The Canadian Mortgage Housing Corporation (CMHC) saw ‘moderate’ evidence of an overvalued housing market in the Spring of 2020.
The organization’s Housing Market Assessment report released Monday says real estate imbalances (whether the market skewed towards a buyer or seller’s market) in Canada had eased by the end of 2019.
In the second quarter, the Vancouver market sales-to-new-listings ratio (SNLR) sunk from the mid-60 per cent range to mid-40 per cent, swinging it closer to a buyer’s market. For Toronto, the ratio fell to 55 per cent in the second quarter, but only because COVID-19 lockdowns temporarily hit the brakes on transactions. At the beginning of the third quarter, the market began to rebound with pent-up demand bringing the ratio back closer to 65 per cent.
However, the pandemic led to rising unemployment and reduced hours worked, which lowered income in most regions. Prices rose more than expected in areas like eastern Canada, Ottawa, Montréal, Moncton, and Halifax, considering factors like lower population growth, rising unemployment, lower income, and lower mortgage rates.
Sales fell slightly more than new listings, which tumbled at a record pace. This tipped housing closer to a balanced market, with a drop in the sales-to-new-listing ratio to 61.9 per cent from 65.8 per cent in 2019. The shock of the pandemic shutting down open houses and stalling transactions caused the average house price to fall. However, the data do not reflect the federal government supports or the record-breaking house prices the country has seen in recent months.

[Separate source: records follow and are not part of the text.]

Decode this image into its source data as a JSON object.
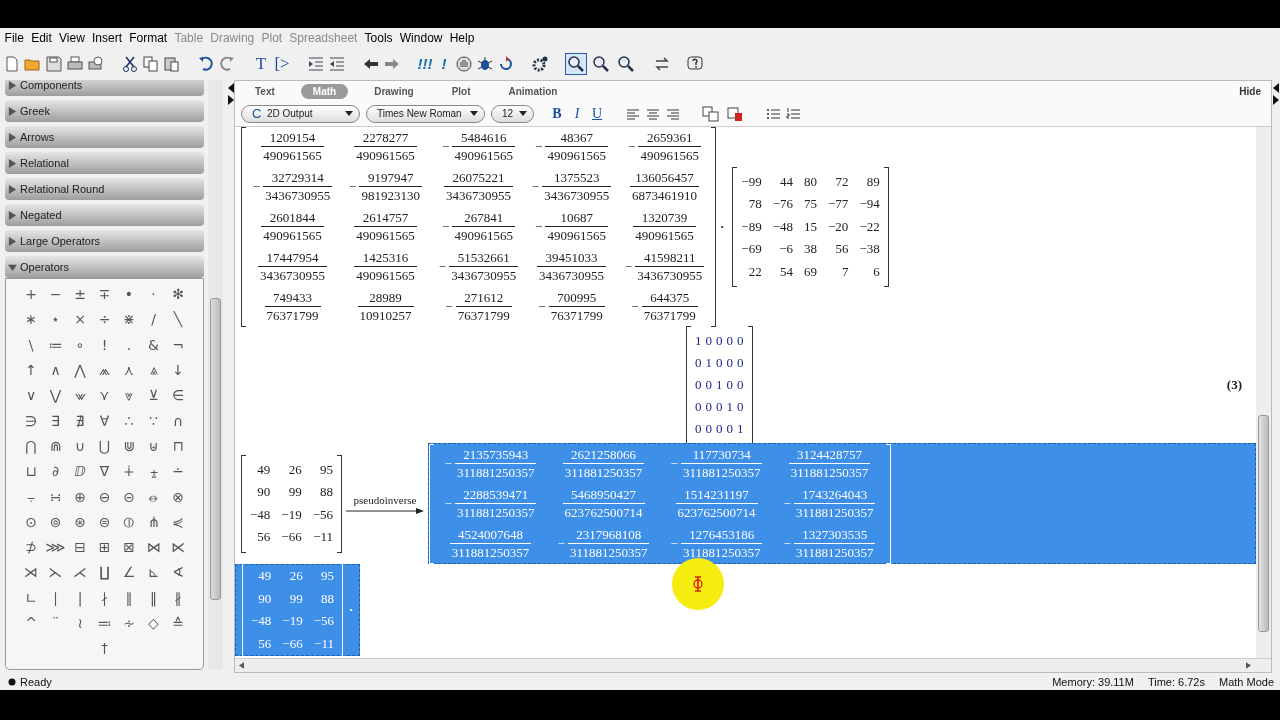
{
  "menu": [
    {
      "label": "File",
      "disabled": false
    },
    {
      "label": "Edit",
      "disabled": false
    },
    {
      "label": "View",
      "disabled": false
    },
    {
      "label": "Insert",
      "disabled": false
    },
    {
      "label": "Format",
      "disabled": false
    },
    {
      "label": "Table",
      "disabled": true
    },
    {
      "label": "Drawing",
      "disabled": true
    },
    {
      "label": "Plot",
      "disabled": true
    },
    {
      "label": "Spreadsheet",
      "disabled": true
    },
    {
      "label": "Tools",
      "disabled": false
    },
    {
      "label": "Window",
      "disabled": false
    },
    {
      "label": "Help",
      "disabled": false
    }
  ],
  "toolbar": {
    "text_tools": [
      "T",
      "[>"
    ],
    "execute_tools": [
      "!!!",
      "!"
    ],
    "zoom_buttons": [
      {
        "selected": true
      },
      {
        "selected": false
      },
      {
        "selected": false
      }
    ]
  },
  "palettes": [
    {
      "label": "Components",
      "expanded": false
    },
    {
      "label": "Greek",
      "expanded": false
    },
    {
      "label": "Arrows",
      "expanded": false
    },
    {
      "label": "Relational",
      "expanded": false
    },
    {
      "label": "Relational Round",
      "expanded": false
    },
    {
      "label": "Negated",
      "expanded": false
    },
    {
      "label": "Large Operators",
      "expanded": false
    },
    {
      "label": "Operators",
      "expanded": true,
      "symbols": [
        "+",
        "−",
        "±",
        "∓",
        "•",
        "·",
        "✻",
        "∗",
        "⋆",
        "×",
        "÷",
        "⋇",
        "/",
        "╲",
        "\\",
        "≔",
        "∘",
        "!",
        ".",
        "&",
        "¬",
        "↑",
        "∧",
        "⋀",
        "⩕",
        "⋏",
        "⩓",
        "↓",
        "∨",
        "⋁",
        "⩖",
        "⋎",
        "⩔",
        "⊻",
        "∈",
        "∋",
        "∃",
        "∄",
        "∀",
        "∴",
        "∵",
        "∩",
        "⋂",
        "⋒",
        "∪",
        "⋃",
        "⋓",
        "⊎",
        "⊓",
        "⊔",
        "∂",
        "ⅅ",
        "∇",
        "∔",
        "⨦",
        "∸",
        "⨪",
        "∺",
        "⊕",
        "⊖",
        "⊝",
        "⦵",
        "⊗",
        "⊙",
        "⊚",
        "⊛",
        "⊜",
        "⦶",
        "⋔",
        "⋞",
        "⊅",
        "⋙",
        "⊟",
        "⊞",
        "⊠",
        "⋈",
        "⋉",
        "⋊",
        "⋋",
        "⋌",
        "∐",
        "∠",
        "⊾",
        "∢",
        "∟",
        "∣",
        "|",
        "∤",
        "∥",
        "‖",
        "∦",
        "^",
        "¨",
        "≀",
        "≕",
        "∻",
        "◇",
        "≙",
        "†"
      ]
    }
  ],
  "context_tabs": [
    {
      "label": "Text",
      "selected": false
    },
    {
      "label": "Math",
      "selected": true
    },
    {
      "label": "Drawing",
      "selected": false
    },
    {
      "label": "Plot",
      "selected": false
    },
    {
      "label": "Animation",
      "selected": false
    }
  ],
  "hide_button": "Hide",
  "format_bar": {
    "style_icon": "C",
    "style": "2D Output",
    "font": "Times New Roman",
    "size": "12",
    "bold": "B",
    "italic": "I",
    "underline": "U"
  },
  "document": {
    "product": {
      "left": {
        "rows": [
          [
            {
              "numerator": "1209154",
              "denominator": "490961565"
            },
            {
              "numerator": "2278277",
              "denominator": "490961565"
            },
            {
              "sign": "−",
              "numerator": "5484616",
              "denominator": "490961565"
            },
            {
              "sign": "−",
              "numerator": "48367",
              "denominator": "490961565"
            },
            {
              "sign": "−",
              "numerator": "2659361",
              "denominator": "490961565"
            }
          ],
          [
            {
              "sign": "−",
              "numerator": "32729314",
              "denominator": "3436730955"
            },
            {
              "sign": "−",
              "numerator": "9197947",
              "denominator": "981923130"
            },
            {
              "numerator": "26075221",
              "denominator": "3436730955"
            },
            {
              "sign": "−",
              "numerator": "1375523",
              "denominator": "3436730955"
            },
            {
              "numerator": "136056457",
              "denominator": "6873461910"
            }
          ],
          [
            {
              "numerator": "2601844",
              "denominator": "490961565"
            },
            {
              "numerator": "2614757",
              "denominator": "490961565"
            },
            {
              "sign": "−",
              "numerator": "267841",
              "denominator": "490961565"
            },
            {
              "sign": "−",
              "numerator": "10687",
              "denominator": "490961565"
            },
            {
              "numerator": "1320739",
              "denominator": "490961565"
            }
          ],
          [
            {
              "numerator": "17447954",
              "denominator": "3436730955"
            },
            {
              "numerator": "1425316",
              "denominator": "490961565"
            },
            {
              "sign": "−",
              "numerator": "51532661",
              "denominator": "3436730955"
            },
            {
              "numerator": "39451033",
              "denominator": "3436730955"
            },
            {
              "sign": "−",
              "numerator": "41598211",
              "denominator": "3436730955"
            }
          ],
          [
            {
              "numerator": "749433",
              "denominator": "76371799"
            },
            {
              "numerator": "28989",
              "denominator": "10910257"
            },
            {
              "sign": "−",
              "numerator": "271612",
              "denominator": "76371799"
            },
            {
              "sign": "−",
              "numerator": "700995",
              "denominator": "76371799"
            },
            {
              "sign": "−",
              "numerator": "644375",
              "denominator": "76371799"
            }
          ]
        ]
      },
      "operator": "·",
      "right": {
        "rows": [
          [
            "−99",
            "44",
            "80",
            "72",
            "89"
          ],
          [
            "78",
            "−76",
            "75",
            "−77",
            "−94"
          ],
          [
            "−89",
            "−48",
            "15",
            "−20",
            "−22"
          ],
          [
            "−69",
            "−6",
            "38",
            "56",
            "−38"
          ],
          [
            "22",
            "54",
            "69",
            "7",
            "6"
          ]
        ]
      }
    },
    "identity": {
      "rows": [
        [
          "1",
          "0",
          "0",
          "0",
          "0"
        ],
        [
          "0",
          "1",
          "0",
          "0",
          "0"
        ],
        [
          "0",
          "0",
          "1",
          "0",
          "0"
        ],
        [
          "0",
          "0",
          "0",
          "1",
          "0"
        ],
        [
          "0",
          "0",
          "0",
          "0",
          "1"
        ]
      ]
    },
    "equation_label": "(3)",
    "pseudoinverse": {
      "input": {
        "rows": [
          [
            "49",
            "26",
            "95"
          ],
          [
            "90",
            "99",
            "88"
          ],
          [
            "−48",
            "−19",
            "−56"
          ],
          [
            "56",
            "−66",
            "−11"
          ]
        ]
      },
      "arrow_label": "pseudoinverse",
      "result": {
        "selected": true,
        "rows": [
          [
            {
              "sign": "−",
              "numerator": "2135735943",
              "denominator": "311881250357"
            },
            {
              "numerator": "2621258066",
              "denominator": "311881250357"
            },
            {
              "sign": "−",
              "numerator": "117730734",
              "denominator": "311881250357"
            },
            {
              "numerator": "3124428757",
              "denominator": "311881250357"
            }
          ],
          [
            {
              "sign": "−",
              "numerator": "2288539471",
              "denominator": "311881250357"
            },
            {
              "numerator": "5468950427",
              "denominator": "623762500714"
            },
            {
              "numerator": "1514231197",
              "denominator": "623762500714"
            },
            {
              "sign": "−",
              "numerator": "1743264043",
              "denominator": "311881250357"
            }
          ],
          [
            {
              "numerator": "4524007648",
              "denominator": "311881250357"
            },
            {
              "sign": "−",
              "numerator": "2317968108",
              "denominator": "311881250357"
            },
            {
              "sign": "−",
              "numerator": "1276453186",
              "denominator": "311881250357"
            },
            {
              "sign": "−",
              "numerator": "1327303535",
              "denominator": "311881250357"
            }
          ]
        ]
      }
    },
    "selected_input": {
      "selected": true,
      "rows": [
        [
          "49",
          "26",
          "95"
        ],
        [
          "90",
          "99",
          "88"
        ],
        [
          "−48",
          "−19",
          "−56"
        ],
        [
          "56",
          "−66",
          "−11"
        ]
      ],
      "operator": "·"
    }
  },
  "status_bar": {
    "state": "Ready",
    "memory": "Memory: 39.11M",
    "time": "Time: 6.72s",
    "mode": "Math Mode"
  }
}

August may have set another record for house prices, though the Crown corporation stands by its nine to 18 per cent house price decline forecast in May. “We stand by our forecast in the sense that I think there remain a lot of conditions in the housing market and the economy, for that matter,” said CMHC chief economist Bob Dugan over the report’s briefing call, adding that there are risks with provinces lifting their lockdowns. “There are risks related to the different mortgages that are in place right now and for the risks to come upon them going forward. So I don’t think we’re out of the woods, yet.”
Overheating in Canada’s Major Markets

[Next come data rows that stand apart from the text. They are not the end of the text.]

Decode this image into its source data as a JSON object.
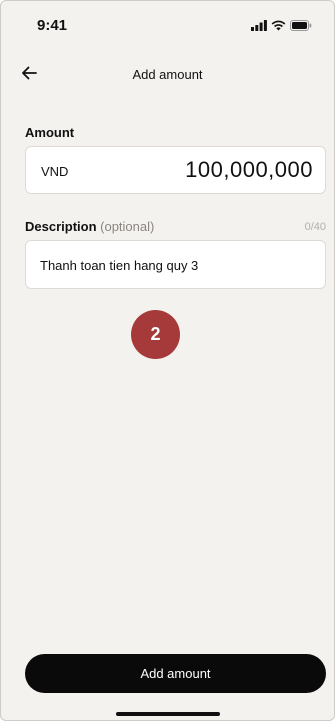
{
  "status_bar": {
    "time": "9:41",
    "icons": [
      "signal-icon",
      "wifi-icon",
      "battery-icon"
    ]
  },
  "header": {
    "back_icon": "arrow-left-icon",
    "title": "Add amount"
  },
  "amount": {
    "label": "Amount",
    "currency": "VND",
    "value": "100,000,000"
  },
  "description": {
    "label": "Description",
    "optional_label": "(optional)",
    "char_count": "0/40",
    "value": "Thanh toan tien hang quy 3"
  },
  "step_badge": {
    "number": "2",
    "color": "#a63a3a"
  },
  "footer": {
    "button_label": "Add amount"
  },
  "colors": {
    "background": "#f4f2ef",
    "primary_button": "#0a0a0a",
    "field_background": "#ffffff"
  }
}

The company’s estimates for overvaluation in Toronto and Vancouver picked up as both cities saw a boost in house prices in the second quarter despite the economic fallout from the pandemic.
The Greater Toronto Area (GTA) market was more vulnerable to overheating in February than September. These concerns eased as the shutdown prompted new listings to decline from 48 to 41 per cent since last quarter.
The acceleration in prices slowed down since the last quarter, with the report citing that the seasonally adjusted average price declined by 3.4 per cent in Q2 2020. The GTA saw the largest drop in condominiums (7.3 per cent), followed by single-detached units (4.0 per cent) and row units (1.8 per cent).
In Vancouver, the report found low evidence of overheating as sellers and buyers paused their transactions during the lockdown.
The Looming Housing Risks
Bob Dugan explained that while there was a strong growth in disposable income in the second quarter, it was largely supported by government transfers to households and the employment income portion of those figures was low. “That's likely to change going forward,” Dugan explained adding that high indebtedness remains a risk to the housing outlook. “So I think a lot of what we’ve seen in the housing market in Q2 and Q3 are temporary factors such as pent-up demand from the period of closure, which increased demand in the third quarter.”